Posts Categorized: Targets


Rogue of the Week: Windows Recovery

by

Word from the AMR group last week was that there weren’t many changes from the previous week; Many of the same rogue antivirus previously reported in this blog continue to plague the Internet. This week I decided to focus on a rogue that’s recently become a problem. It goes by the name Windows Recovery, though it’s also been called Ultra Defragger or HDD Rescue by other AV vendors. Bottom line, it’s still a fraudulent program which relies on deception and trickery to convince a victim to fork over some cash for a “fix.” It’s just not a rogue antivirus; Call […]

Continue Reading »

Chinese Android Trojan Texts Premium Numbers

by

By Andrew Brandt and Armando Orozco A Trojaned application that displays a cutesy image of a 2011 calendar on an Android device’s desktop comes with a nasty surprise: The app sends text messages to a premium service that charges the phone’s owner money. As first reported by the Taiwan-based AegisLab, a single developer, which went by the name zsone, published the apps to Google’s Android Market. All apps from that developer were pulled from the Market today by Google, though only some of them appeared to contain the undesirable code. We took a closer look at one of the apps, […]

Continue Reading »

Thre@t Reply: “Online Shopping” | Part 2 of 2

by

In the second of a two-part series with Threat Research Analyst Grayson Milbourne, we answer a question about how to stay safe when shopping online. In the previous video, Grayson discussed how to identify a phishing page. In this episode, he continues his discussion by explaining how to tell whether the site you’re trying to purchase something from is operating safely and whether the site is able to protect your personal information when you click the “buy” button. [vimeo 23488027] As always, feel free to submit your security question to @webroot, or by email to blog (at) webroot (dot) com, or […]

Continue Reading »

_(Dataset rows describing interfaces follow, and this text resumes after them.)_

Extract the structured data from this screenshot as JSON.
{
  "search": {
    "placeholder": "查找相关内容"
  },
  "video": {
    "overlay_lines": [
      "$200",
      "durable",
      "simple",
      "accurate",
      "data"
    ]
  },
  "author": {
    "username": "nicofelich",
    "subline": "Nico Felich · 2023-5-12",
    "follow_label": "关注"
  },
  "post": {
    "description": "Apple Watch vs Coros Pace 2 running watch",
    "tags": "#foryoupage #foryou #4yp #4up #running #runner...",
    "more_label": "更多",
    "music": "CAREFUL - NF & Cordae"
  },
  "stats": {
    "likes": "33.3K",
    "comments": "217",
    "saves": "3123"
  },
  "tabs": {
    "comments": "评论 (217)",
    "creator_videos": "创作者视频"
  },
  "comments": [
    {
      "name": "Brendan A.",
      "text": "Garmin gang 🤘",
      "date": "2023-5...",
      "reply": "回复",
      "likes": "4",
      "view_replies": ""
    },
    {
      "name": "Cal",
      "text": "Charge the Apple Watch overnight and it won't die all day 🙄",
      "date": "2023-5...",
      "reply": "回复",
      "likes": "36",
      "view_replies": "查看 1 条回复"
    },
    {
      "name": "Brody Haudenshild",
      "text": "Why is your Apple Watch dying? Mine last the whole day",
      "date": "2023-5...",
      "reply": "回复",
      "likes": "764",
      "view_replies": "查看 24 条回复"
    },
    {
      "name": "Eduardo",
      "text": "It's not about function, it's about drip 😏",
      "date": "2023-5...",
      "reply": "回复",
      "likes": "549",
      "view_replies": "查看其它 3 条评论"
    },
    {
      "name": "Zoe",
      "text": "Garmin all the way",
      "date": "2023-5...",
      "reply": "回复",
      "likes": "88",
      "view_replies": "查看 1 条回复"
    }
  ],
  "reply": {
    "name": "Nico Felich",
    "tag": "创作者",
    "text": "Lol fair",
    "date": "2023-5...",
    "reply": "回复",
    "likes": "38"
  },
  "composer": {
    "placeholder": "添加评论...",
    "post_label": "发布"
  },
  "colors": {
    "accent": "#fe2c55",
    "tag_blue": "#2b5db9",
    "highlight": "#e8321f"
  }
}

Thre@t Reply: “Online Shopping” | Part 1 of 2

by

In the latest Thre@t Reply video, Threat Research Analyst Grayson Milbourne answers a reader’s question about how to avoid being phished. The first step is to be able to identify whether you’re on the legitimate Web site you think you are, and if you’re not, what are the telltale signs that indicate you may be looking at a fake site designed solely to steal your user account and password information. [youtube=http://www.youtube.com/watch?v=KklPP891bZ8] To see the second half of the video, or any of our other video replies to reader questions, check out this post or visit the Webroot channels on YouTube […]

Continue Reading »

ROTW: “Total Security” and Antivirus IS

by

By Brenden Vaughan and Andrew Brandt This week, our support and advanced malware removal (AMR) team did not have a lot of new data to report about rogue security products. The most commonly encountered infection continues to be one of the rogues we reported about last week. While we may refer to it as XP Total Security, it actually chooses one of a series of names at random, based on the operating system on the victim’s computer. Last week’s post contains a more comprehensive list of these names. As previously reported, you can remove the rogue by scanning (with our […]

Continue Reading »

Facebook-Spamming Worm Wants Your Eyeballs

by

(Update, July 11, 2011:  On May 25, 2011, we were contacted by representatives of Future Ads, LLC, the parent company of both Playsushi and Gamevance.  Future Ads informed us that they, too, had been victims of a scam perpetrated by rogue affiliates who seemed to be involved with the malicious campaigns we described in this post.  Future Ads claims that it has taken action to prevent this type of abuse from happening in the future.) A worm that has been circulating on Facebook in the form of a Facebook application appears to have been engineered to drive traffic to a […]

Continue Reading »

Webroot Answers Your Security Questions

by

I’m very pleased to present today the first in a series of videos we’ve produced. The videos have the lofty goal of addressing the most pressing questions relating to malware, cybercrime, and online fraud. We’ll take you behind the scenes at Webroot and introduce you to some of our Threat Research team in the process. In this first video, Webroot’s Director of Threat Research, Jeff Horne, answers a question submitted to us via Twitter direct message about the motives behind most cybercrime, and whether there are any examples of malware or other types of malicious online activity that have been […]

Continue Reading »

Pinball Corp’s Appbundler Employs Malware-like Techniques

by

For a couple of weeks now, I’ve been noticing a curious (and increasingly prevalent) phenomenon: Some of the free Web hosts popular among those who engage in phishing are popping new types of multimedia ads over the tops of the pages they host. Not only does the victim, in this case, risk having their login credentials to banks or social media sites phished, but many of those ads behave almost identically to “missing codec” social engineering scams that have been popular among malware distributors for years. The ads — and I use the term very loosely, because these contrivances fall […]

Continue Reading »

Spammed YouTube Comments Promote Adware – Successfully

by

(Update, July 11, 2011:  On May 25, 2011, we were contacted by representatives of Future Ads, LLC, the parent company of both Playsushi and Gamevance.  Future Ads informed us that they, too, had been victims of a scam perpetrated by rogue affiliates who seemed to be involved with the malicious campaigns we described in this post.  Future Ads claims that it has taken action to prevent this type of abuse from happening in the future.) By Curtis Fechner and Andrew Brandt I was poking around at the end of the work day last week, checking out the newly-released trailer for […]

Continue Reading »

Shorty Worm Spams Links, Hijacks Browsers

by

A novel worm we’re calling Worm-IM-Shorty appears to be winding its way through Facebook and some instant messaging services, with its come-on disguised as a link to a photograph hosted elsewhere. But when recipients click the link, they receive an executable Trojan instead, dressed up with the name and icon of a JPEG image. If one double-clicks the file, the Trojan turns the computer into an advertising cash cow for some enterprising malware distributor. The Trojan modifies the active browser’s home page setting to a malicious page on domredi.com, which in turn redirects the browser, at random, to one of […]

Continue Reading »